Anthology Recordings Dusts Off the Early Stuff
Anthology Recordings for the digital age
By Audra Schroeder,
4:26PM, Tue. Feb. 20, 2007
After rewatching Revisiting Father & the Source Family, a bizarre documentary about Father Yod (formerly known as Jim Baker), a Sixties counterculture free spirit, health-food entrepreneur, and Jesus-look-alike who preached vegetarianism and orgasm-free sex to his myriad followers, I felt a little dizzy, and not just because it's two-and-a-half hours long. Actually, the most interesting part was that Father Yod had a band with several of his disciples. More interesting, their psychedelic jams were actually good. Sadly, Yod died hang-gliding in 1975 while trying to fly near the sun like Icarus. So there's that.
Thank Yod for Anthology Recordings. The all-digital reissue label, founded by Keith Abrahamsson (who also does A&R for Kemado Records, home to local boys the Sword), debuted online last fall and is another avenue for discerning, crate-digging music geeks in search acid-fried mindfucks, at a reasonable price.

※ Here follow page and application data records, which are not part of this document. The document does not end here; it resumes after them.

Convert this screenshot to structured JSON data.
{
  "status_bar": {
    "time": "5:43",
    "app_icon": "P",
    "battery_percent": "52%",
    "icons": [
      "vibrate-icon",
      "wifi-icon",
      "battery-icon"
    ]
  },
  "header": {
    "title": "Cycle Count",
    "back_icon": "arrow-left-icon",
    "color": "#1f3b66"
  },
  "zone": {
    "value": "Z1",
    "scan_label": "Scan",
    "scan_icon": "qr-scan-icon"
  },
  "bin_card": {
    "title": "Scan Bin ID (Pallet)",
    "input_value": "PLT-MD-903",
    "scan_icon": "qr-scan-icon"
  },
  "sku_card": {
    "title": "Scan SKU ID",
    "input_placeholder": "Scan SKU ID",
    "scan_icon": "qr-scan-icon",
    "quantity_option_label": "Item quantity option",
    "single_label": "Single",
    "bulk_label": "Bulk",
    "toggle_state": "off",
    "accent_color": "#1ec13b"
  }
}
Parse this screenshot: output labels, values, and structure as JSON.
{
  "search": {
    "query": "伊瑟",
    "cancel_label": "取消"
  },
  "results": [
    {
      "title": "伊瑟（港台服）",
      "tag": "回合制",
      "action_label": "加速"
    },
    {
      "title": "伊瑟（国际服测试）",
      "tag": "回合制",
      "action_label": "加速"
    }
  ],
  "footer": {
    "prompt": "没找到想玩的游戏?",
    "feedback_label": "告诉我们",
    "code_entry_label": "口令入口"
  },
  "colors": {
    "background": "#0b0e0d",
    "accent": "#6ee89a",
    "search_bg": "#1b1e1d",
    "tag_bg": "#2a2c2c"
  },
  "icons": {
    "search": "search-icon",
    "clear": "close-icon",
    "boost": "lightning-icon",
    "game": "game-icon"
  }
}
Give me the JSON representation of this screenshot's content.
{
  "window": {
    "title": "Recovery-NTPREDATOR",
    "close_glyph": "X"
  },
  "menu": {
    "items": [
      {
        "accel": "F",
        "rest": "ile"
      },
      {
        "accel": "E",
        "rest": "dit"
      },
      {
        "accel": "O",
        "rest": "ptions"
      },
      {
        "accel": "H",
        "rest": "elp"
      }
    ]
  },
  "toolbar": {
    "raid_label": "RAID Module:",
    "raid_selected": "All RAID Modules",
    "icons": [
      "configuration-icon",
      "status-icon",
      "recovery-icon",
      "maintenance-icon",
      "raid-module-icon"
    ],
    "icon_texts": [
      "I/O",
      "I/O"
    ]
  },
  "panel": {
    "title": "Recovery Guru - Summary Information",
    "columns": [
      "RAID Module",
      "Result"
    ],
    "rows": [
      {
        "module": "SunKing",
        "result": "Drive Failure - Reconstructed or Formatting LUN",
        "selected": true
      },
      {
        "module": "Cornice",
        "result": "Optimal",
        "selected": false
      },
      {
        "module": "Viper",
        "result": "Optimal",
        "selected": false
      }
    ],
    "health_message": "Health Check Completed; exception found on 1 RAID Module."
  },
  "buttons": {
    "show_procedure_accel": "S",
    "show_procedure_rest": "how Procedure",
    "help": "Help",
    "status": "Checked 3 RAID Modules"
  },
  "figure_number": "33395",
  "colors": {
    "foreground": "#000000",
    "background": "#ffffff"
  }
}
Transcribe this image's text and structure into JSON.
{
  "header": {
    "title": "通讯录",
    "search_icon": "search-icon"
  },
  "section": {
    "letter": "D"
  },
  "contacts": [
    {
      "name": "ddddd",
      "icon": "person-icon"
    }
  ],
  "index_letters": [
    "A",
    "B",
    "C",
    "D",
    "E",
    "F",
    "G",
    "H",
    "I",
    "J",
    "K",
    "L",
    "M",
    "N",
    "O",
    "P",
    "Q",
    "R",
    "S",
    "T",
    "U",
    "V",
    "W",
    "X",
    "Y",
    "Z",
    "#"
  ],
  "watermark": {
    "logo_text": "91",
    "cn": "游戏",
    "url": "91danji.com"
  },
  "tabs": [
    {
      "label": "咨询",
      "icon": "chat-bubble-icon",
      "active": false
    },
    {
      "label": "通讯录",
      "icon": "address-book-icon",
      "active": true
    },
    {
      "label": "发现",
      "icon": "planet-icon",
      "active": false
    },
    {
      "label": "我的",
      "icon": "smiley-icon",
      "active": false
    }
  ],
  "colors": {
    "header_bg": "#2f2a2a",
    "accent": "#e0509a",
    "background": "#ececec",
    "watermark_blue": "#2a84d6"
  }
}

There's ol' Father Yod's band, Ya Ho Wha 13, and their improvisational four-song hippie jam, Penetration: An Aquarian Symphony, a truly religious experience of ungodly bellows, drumming, and droning guitar riffage. Whatever they were dropping, it's worth picking up.
Anthology has a lot more up its sleeve: It's home to Sir Lord Baltimore's 1970 Hawkwind-esque metal dish Kingdom Come, psych-dub pioneers African Head Charge, Swedish cosmonauts Pärson Sound, San Francisco's seminal Fifty Foot Hose, Gorilla Biscuits offshoot Moondog, and krautrockers My Solid Ground, among other excellent finds. Dig it.